Salmon restoration groups are learning how to work with beavers to create better salmon habitat. The process hinges on reducing human-beaver conflicts while taking a natural approach to ecosystem recovery. The beavers are happy to help. 


A much larger male Stellar sea lion sitting next to a male California sea lion on a rocky perch.

Steller sea lions use Puget Sound as a feeding area from autumn through spring when they are not breeding in British Columbia and Alaska during summer. While the Western Stock of the species is considered Endangered under the US Endangered Species Act (ESA), the Eastern Stock, which occurs in Puget Sound, is increasing in numbers and not listed under the ESA.


Image of two California sea lions sitting on rocks.

California sea lions have become common in Puget Sound in non-summer months. The overall trend for the population has been a dramatic increase in numbers since the species was protected in 1972. They are opportunistic feeders that often target herring and juvenile salmon and steelhead species in Puget Sound.


A humpback whale seen breaching with more than half of its body out of the water. Land with bare cliff and trees in the background.

The Salish Sea may be a giant ‘practice room’ for humpback whales as they get ready to sing in their winter breeding grounds in Hawaii and Mexico. A network of hydrophones is recording it all.


Cover of 2022 Salish Sea toxics monitoring synthesis: A selection of research

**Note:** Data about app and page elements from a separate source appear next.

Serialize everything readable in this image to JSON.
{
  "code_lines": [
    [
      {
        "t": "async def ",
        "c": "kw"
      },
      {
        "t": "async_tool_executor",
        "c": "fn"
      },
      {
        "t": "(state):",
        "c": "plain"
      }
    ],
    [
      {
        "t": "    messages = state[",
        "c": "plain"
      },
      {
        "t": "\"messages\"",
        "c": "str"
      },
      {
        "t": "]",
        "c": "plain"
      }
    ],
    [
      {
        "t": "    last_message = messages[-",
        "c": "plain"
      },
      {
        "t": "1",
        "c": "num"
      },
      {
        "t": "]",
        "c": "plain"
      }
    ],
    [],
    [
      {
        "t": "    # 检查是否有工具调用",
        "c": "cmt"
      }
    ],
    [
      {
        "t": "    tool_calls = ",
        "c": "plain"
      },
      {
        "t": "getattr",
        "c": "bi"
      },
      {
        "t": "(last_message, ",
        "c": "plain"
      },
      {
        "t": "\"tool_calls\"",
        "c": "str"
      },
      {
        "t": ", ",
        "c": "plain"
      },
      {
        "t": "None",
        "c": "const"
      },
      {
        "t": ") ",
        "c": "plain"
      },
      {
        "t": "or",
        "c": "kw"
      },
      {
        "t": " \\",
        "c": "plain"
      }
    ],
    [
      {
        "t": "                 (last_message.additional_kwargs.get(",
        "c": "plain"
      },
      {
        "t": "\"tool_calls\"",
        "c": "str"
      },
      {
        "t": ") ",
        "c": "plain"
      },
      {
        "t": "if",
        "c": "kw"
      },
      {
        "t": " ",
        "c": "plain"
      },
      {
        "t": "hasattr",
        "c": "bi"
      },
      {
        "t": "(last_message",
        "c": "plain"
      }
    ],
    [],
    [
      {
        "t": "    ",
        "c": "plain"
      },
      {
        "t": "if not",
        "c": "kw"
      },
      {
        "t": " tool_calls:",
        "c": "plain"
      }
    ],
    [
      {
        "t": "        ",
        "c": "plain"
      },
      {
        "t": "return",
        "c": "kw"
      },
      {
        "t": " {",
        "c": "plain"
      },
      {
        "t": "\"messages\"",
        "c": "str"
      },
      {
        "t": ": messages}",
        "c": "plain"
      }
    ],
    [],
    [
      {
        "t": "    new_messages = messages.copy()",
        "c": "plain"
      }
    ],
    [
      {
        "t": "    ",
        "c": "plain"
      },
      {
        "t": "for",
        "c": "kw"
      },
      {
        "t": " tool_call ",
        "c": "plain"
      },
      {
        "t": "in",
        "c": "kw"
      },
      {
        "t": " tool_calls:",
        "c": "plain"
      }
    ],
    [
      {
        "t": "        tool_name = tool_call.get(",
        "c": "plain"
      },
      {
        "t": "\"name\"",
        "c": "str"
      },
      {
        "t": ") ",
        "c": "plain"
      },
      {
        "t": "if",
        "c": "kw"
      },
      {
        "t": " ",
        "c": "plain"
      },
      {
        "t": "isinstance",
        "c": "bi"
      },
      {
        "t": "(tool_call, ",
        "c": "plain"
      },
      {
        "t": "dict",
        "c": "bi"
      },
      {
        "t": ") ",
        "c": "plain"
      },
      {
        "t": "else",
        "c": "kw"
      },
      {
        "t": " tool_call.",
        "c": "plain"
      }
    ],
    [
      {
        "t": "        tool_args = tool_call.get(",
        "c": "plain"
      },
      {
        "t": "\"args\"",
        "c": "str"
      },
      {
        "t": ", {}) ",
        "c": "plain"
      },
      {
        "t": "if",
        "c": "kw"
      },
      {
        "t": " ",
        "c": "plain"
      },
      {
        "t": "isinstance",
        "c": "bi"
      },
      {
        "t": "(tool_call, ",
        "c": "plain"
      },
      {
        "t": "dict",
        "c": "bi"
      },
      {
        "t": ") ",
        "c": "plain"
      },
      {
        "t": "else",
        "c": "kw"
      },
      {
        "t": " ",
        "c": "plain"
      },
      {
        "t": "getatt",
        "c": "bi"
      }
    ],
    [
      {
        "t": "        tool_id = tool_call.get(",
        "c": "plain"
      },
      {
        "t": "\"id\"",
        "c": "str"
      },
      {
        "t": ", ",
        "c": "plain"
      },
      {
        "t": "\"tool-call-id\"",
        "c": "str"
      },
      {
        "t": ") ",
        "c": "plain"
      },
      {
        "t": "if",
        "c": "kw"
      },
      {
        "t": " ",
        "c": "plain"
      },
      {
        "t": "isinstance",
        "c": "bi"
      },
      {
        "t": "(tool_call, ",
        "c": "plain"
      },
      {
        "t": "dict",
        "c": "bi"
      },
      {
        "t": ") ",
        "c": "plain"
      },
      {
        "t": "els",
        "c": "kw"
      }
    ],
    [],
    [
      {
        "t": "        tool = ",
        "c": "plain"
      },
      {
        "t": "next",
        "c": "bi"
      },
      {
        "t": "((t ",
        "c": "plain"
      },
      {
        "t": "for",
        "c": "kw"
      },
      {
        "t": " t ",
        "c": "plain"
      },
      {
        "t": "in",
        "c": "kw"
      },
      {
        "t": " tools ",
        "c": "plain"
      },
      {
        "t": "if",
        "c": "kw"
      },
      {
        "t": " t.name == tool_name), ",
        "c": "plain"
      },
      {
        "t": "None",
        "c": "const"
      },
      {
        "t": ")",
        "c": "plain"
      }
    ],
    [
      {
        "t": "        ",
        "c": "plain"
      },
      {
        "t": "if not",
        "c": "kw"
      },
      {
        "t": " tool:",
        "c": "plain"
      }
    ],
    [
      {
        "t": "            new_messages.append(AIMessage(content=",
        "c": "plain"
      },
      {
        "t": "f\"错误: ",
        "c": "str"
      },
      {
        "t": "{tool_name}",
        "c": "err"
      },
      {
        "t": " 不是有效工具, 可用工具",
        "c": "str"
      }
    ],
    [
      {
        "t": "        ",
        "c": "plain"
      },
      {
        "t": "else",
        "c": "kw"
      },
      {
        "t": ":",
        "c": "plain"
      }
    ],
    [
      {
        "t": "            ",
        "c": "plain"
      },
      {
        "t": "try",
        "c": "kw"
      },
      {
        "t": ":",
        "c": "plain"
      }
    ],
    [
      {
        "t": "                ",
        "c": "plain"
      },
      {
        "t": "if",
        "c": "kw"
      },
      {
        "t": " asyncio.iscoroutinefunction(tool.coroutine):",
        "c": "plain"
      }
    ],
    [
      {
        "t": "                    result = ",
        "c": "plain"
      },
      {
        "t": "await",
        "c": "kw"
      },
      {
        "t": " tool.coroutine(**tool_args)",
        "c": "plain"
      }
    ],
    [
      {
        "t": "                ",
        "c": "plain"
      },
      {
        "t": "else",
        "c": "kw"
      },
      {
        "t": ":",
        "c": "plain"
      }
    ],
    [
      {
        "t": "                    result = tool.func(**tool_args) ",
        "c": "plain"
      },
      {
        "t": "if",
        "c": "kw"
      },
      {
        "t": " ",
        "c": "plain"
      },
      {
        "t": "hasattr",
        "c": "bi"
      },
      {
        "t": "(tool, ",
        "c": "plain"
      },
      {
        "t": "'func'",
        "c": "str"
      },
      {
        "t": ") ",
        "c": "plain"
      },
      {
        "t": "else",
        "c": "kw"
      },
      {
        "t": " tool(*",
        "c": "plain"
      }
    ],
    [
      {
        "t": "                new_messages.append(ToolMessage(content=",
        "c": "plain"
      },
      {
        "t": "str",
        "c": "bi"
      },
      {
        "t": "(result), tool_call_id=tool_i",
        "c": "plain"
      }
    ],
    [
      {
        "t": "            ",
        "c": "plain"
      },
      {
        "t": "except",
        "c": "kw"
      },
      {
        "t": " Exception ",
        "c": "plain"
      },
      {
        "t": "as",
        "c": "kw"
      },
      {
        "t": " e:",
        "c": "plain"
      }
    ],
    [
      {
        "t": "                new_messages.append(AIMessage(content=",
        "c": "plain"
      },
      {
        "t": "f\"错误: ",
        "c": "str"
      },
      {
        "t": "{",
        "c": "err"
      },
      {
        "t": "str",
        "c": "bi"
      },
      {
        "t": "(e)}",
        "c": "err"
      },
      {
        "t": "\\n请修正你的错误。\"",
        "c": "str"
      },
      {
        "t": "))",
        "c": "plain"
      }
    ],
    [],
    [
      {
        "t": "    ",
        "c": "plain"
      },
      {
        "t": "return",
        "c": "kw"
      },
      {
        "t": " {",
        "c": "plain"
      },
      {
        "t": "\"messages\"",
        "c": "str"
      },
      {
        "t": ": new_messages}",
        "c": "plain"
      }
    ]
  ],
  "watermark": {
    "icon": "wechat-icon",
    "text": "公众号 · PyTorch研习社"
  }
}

A 2023 report from the Puget Sound Ecosystem Monitoring Program presents an overview of selected recent monitoring and research activities focused on toxic contaminants in the Salish Sea. 


Adult breeding rhinoceros auklet (Cerorhinca monocerata). Photo: Frostnip (CC BY-NC 2.0)

Were the islands half full of auklets or were they half empty? One scientist offers an insider's view of a newly published study of two Pacific seabird colonies. He says having good data for the paper was key, but finding the right title didn't hurt.


Tufted puffins have become an increasingly rare sight in the Pacific Northwest. Biologist and writer Eric Wagner recently visited Puget Sound's Smith Island, home to one of the region's last surviving colonies of these colorful seabirds. 


The “unstructured grid” used in the Salish Sea Model allows for greater resolution (smaller triangles) when studying complex water circulation, such as around the Hood Canal bridge. Graphic: Tarang Khangaonkar

This article is the latest in a series about computer models and their uses within the Puget Sound ecosystem. Today, we look at the Salish Sea Model, one of several models in the region helping to predict water circulation, water quality and food-web relationships.


Book cover

A new field guide brings together detailed accounts and illustrations of 260 species of fish known to occur in the Salish Sea. This review from EoPS editorial board member Joe Gaydos was originally published on the SeaDoc Society website. 


Report cover

In June we observed a widespread Noctiluca bloom in Central Puget Sound, evident by bright orange streaks in the water. Noctiluca blooms in Puget Sound have lasted much longer and occurred on a much larger scale than in previous years.